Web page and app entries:
__________
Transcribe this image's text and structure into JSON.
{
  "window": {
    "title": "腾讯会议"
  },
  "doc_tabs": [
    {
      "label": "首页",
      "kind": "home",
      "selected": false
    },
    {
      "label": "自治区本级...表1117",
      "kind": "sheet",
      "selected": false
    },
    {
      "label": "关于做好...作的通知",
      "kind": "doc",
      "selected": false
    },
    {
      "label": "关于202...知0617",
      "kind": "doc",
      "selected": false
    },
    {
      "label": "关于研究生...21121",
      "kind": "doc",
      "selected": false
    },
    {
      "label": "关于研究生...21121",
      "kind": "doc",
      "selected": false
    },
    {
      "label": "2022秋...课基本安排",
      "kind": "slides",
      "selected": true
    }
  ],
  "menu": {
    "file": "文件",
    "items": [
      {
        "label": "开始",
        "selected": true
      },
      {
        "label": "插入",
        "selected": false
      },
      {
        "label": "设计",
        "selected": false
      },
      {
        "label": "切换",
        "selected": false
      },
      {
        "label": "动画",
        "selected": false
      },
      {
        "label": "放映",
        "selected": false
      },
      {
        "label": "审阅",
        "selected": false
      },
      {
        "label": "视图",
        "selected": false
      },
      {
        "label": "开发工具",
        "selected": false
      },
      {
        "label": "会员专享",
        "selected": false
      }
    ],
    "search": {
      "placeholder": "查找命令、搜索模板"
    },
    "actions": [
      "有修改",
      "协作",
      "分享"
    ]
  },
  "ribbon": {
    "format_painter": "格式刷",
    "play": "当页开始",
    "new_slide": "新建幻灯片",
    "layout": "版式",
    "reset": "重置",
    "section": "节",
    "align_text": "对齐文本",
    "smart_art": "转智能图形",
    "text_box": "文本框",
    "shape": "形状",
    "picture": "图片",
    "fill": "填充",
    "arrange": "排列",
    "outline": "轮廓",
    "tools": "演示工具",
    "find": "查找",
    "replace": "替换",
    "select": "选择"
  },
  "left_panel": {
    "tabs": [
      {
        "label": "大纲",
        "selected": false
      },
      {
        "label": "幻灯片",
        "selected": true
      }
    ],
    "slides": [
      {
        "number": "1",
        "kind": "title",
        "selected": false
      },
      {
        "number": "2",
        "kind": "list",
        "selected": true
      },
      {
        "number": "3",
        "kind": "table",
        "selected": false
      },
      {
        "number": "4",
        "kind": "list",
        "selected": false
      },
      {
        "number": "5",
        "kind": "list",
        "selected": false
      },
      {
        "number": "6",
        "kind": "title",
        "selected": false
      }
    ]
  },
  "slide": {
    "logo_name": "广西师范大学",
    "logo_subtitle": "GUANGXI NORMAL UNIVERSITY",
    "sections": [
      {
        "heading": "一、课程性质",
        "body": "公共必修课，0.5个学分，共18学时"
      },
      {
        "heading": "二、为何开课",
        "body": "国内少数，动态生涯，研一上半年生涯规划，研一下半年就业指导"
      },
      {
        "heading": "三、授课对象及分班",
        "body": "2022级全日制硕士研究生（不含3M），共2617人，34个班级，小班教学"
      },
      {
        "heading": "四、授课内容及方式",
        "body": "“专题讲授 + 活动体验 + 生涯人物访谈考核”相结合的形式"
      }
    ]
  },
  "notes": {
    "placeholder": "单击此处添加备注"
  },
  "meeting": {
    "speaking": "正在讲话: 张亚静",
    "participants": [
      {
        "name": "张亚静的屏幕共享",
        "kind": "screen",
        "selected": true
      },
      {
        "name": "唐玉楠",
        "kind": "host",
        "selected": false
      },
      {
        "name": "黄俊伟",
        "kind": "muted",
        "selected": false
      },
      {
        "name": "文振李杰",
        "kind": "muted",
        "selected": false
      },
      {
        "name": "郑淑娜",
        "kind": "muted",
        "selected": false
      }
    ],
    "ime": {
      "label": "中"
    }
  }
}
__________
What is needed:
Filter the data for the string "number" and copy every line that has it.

The answer:
        "number": "1",
        "number": "2",
        "number": "3",
        "number": "4",
        "number": "5",
        "number": "6",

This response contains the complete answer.